▶ _Task_
Nothing but an exact repeat of the data, with pictures removed, belongs in the answer.

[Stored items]
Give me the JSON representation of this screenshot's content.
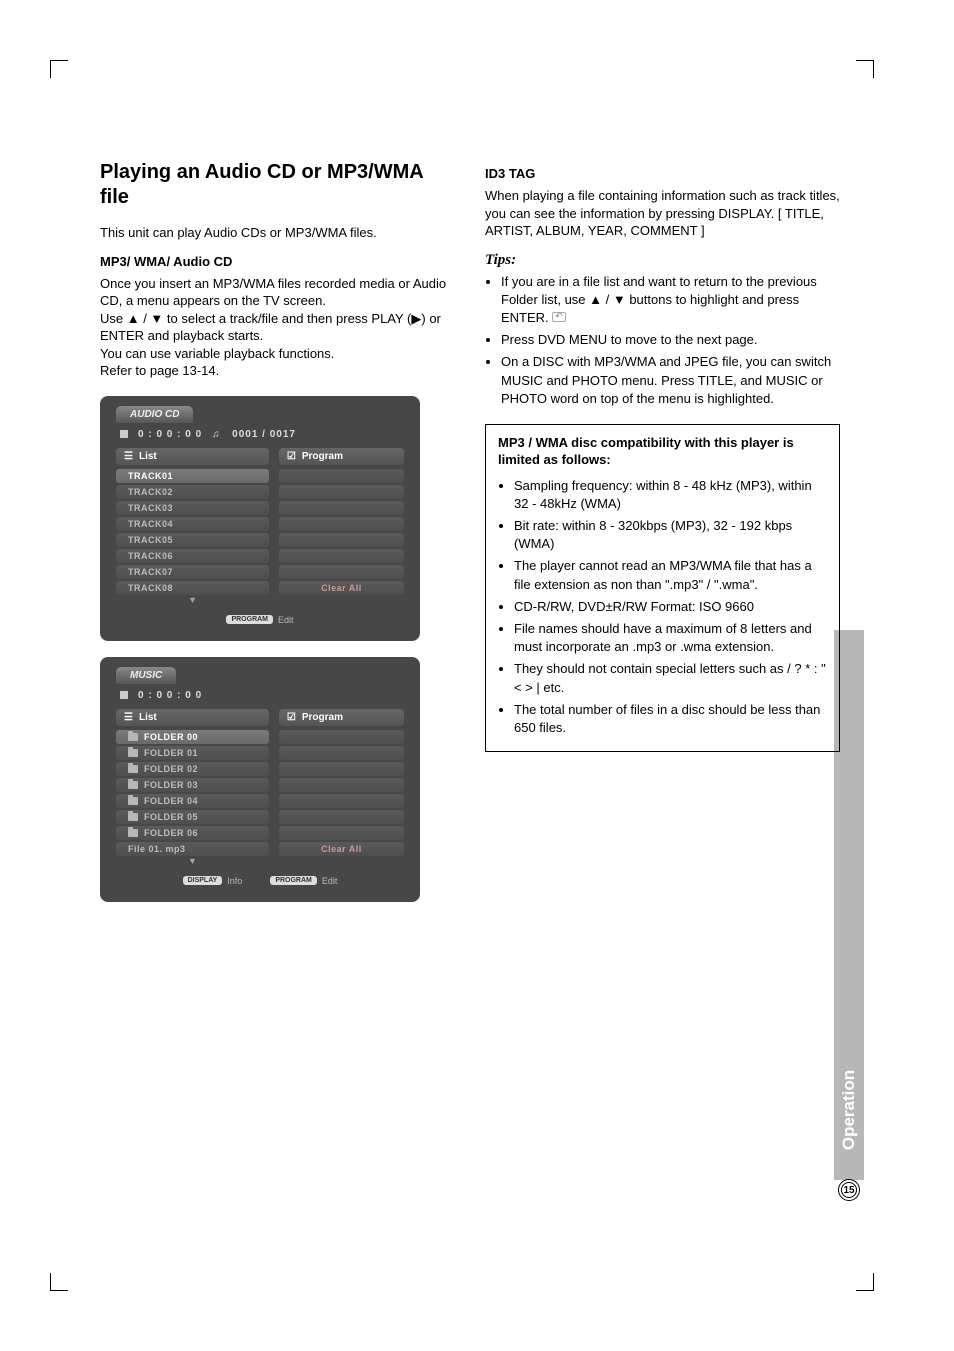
{
  "sideTab": "Operation",
  "pageNumber": "15",
  "left": {
    "h1": "Playing an Audio CD or MP3/WMA file",
    "intro": "This unit can play Audio CDs or MP3/WMA files.",
    "sub1": "MP3/ WMA/ Audio CD",
    "p1a": "Once you insert an MP3/WMA files recorded media or Audio CD, a menu appears on the TV screen.",
    "p1b": "Use ▲ / ▼ to select a track/file and then press PLAY (▶) or ENTER and playback starts.",
    "p1c": "You can use variable playback functions.",
    "p1d": "Refer to page 13-14."
  },
  "osd1": {
    "tab": "AUDIO CD",
    "time": "0 : 0 0 : 0 0",
    "counter": "0001 / 0017",
    "listLabel": "List",
    "progLabel": "Program",
    "tracks": [
      "TRACK01",
      "TRACK02",
      "TRACK03",
      "TRACK04",
      "TRACK05",
      "TRACK06",
      "TRACK07",
      "TRACK08"
    ],
    "clearAll": "Clear  All",
    "footerEdit": "Edit",
    "footerBadgeProgram": "PROGRAM"
  },
  "osd2": {
    "tab": "MUSIC",
    "time": "0 : 0 0 : 0 0",
    "listLabel": "List",
    "progLabel": "Program",
    "items": [
      {
        "icon": "folder",
        "label": "FOLDER  00"
      },
      {
        "icon": "folder",
        "label": "FOLDER  01"
      },
      {
        "icon": "folder",
        "label": "FOLDER  02"
      },
      {
        "icon": "folder",
        "label": "FOLDER  03"
      },
      {
        "icon": "folder",
        "label": "FOLDER  04"
      },
      {
        "icon": "folder",
        "label": "FOLDER  05"
      },
      {
        "icon": "folder",
        "label": "FOLDER  06"
      },
      {
        "icon": "file",
        "label": "File 01. mp3"
      }
    ],
    "clearAll": "Clear  All",
    "footerBadgeDisplay": "DISPLAY",
    "footerInfo": "Info",
    "footerBadgeProgram": "PROGRAM",
    "footerEdit": "Edit"
  },
  "right": {
    "id3Head": "ID3 TAG",
    "id3Body": "When playing a file containing information such as track titles, you can see the information by pressing DISPLAY. [ TITLE, ARTIST, ALBUM, YEAR, COMMENT ]",
    "tipsHead": "Tips:",
    "tips": [
      "If you are in a file list and want to return to the previous Folder list, use ▲ / ▼ buttons to highlight      and press ENTER.",
      "Press DVD MENU to move to the next page.",
      "On a DISC with MP3/WMA and JPEG file, you can switch MUSIC and PHOTO menu. Press TITLE, and MUSIC or PHOTO word on top of the menu is highlighted."
    ],
    "compatHead": "MP3 / WMA disc compatibility with this player is limited as follows:",
    "compat": [
      "Sampling frequency: within 8 - 48 kHz (MP3), within 32 - 48kHz (WMA)",
      "Bit rate: within 8 - 320kbps (MP3), 32 - 192 kbps (WMA)",
      "The player cannot read an MP3/WMA file that has a file extension as non than \".mp3\" / \".wma\".",
      "CD-R/RW, DVD±R/RW Format: ISO 9660",
      "File names should have a maximum of 8 letters and must incorporate an .mp3 or .wma extension.",
      "They should not contain special letters such as / ? * : \" < > | etc.",
      "The total number of files in a disc should be less than 650 files."
    ]
  }
}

▶ _Result_
Give me the JSON representation of this screenshot's content.
{
  "sideTab": "Operation",
  "pageNumber": "15",
  "left": {
    "h1": "Playing an Audio CD or MP3/WMA file",
    "intro": "This unit can play Audio CDs or MP3/WMA files.",
    "sub1": "MP3/ WMA/ Audio CD",
    "p1a": "Once you insert an MP3/WMA files recorded media or Audio CD, a menu appears on the TV screen.",
    "p1b": "Use ▲ / ▼ to select a track/file and then press PLAY (▶) or ENTER and playback starts.",
    "p1c": "You can use variable playback functions.",
    "p1d": "Refer to page 13-14."
  },
  "osd1": {
    "tab": "AUDIO CD",
    "time": "0 : 0 0 : 0 0",
    "counter": "0001 / 0017",
    "listLabel": "List",
    "progLabel": "Program",
    "tracks": [
      "TRACK01",
      "TRACK02",
      "TRACK03",
      "TRACK04",
      "TRACK05",
      "TRACK06",
      "TRACK07",
      "TRACK08"
    ],
    "clearAll": "Clear  All",
    "footerEdit": "Edit",
    "footerBadgeProgram": "PROGRAM"
  },
  "osd2": {
    "tab": "MUSIC",
    "time": "0 : 0 0 : 0 0",
    "listLabel": "List",
    "progLabel": "Program",
    "items": [
      {
        "icon": "folder",
        "label": "FOLDER  00"
      },
      {
        "icon": "folder",
        "label": "FOLDER  01"
      },
      {
        "icon": "folder",
        "label": "FOLDER  02"
      },
      {
        "icon": "folder",
        "label": "FOLDER  03"
      },
      {
        "icon": "folder",
        "label": "FOLDER  04"
      },
      {
        "icon": "folder",
        "label": "FOLDER  05"
      },
      {
        "icon": "folder",
        "label": "FOLDER  06"
      },
      {
        "icon": "file",
        "label": "File 01. mp3"
      }
    ],
    "clearAll": "Clear  All",
    "footerBadgeDisplay": "DISPLAY",
    "footerInfo": "Info",
    "footerBadgeProgram": "PROGRAM",
    "footerEdit": "Edit"
  },
  "right": {
    "id3Head": "ID3 TAG",
    "id3Body": "When playing a file containing information such as track titles, you can see the information by pressing DISPLAY. [ TITLE, ARTIST, ALBUM, YEAR, COMMENT ]",
    "tipsHead": "Tips:",
    "tips": [
      "If you are in a file list and want to return to the previous Folder list, use ▲ / ▼ buttons to highlight      and press ENTER.",
      "Press DVD MENU to move to the next page.",
      "On a DISC with MP3/WMA and JPEG file, you can switch MUSIC and PHOTO menu. Press TITLE, and MUSIC or PHOTO word on top of the menu is highlighted."
    ],
    "compatHead": "MP3 / WMA disc compatibility with this player is limited as follows:",
    "compat": [
      "Sampling frequency: within 8 - 48 kHz (MP3), within 32 - 48kHz (WMA)",
      "Bit rate: within 8 - 320kbps (MP3), 32 - 192 kbps (WMA)",
      "The player cannot read an MP3/WMA file that has a file extension as non than \".mp3\" / \".wma\".",
      "CD-R/RW, DVD±R/RW Format: ISO 9660",
      "File names should have a maximum of 8 letters and must incorporate an .mp3 or .wma extension.",
      "They should not contain special letters such as / ? * : \" < > | etc.",
      "The total number of files in a disc should be less than 650 files."
    ]
  }
}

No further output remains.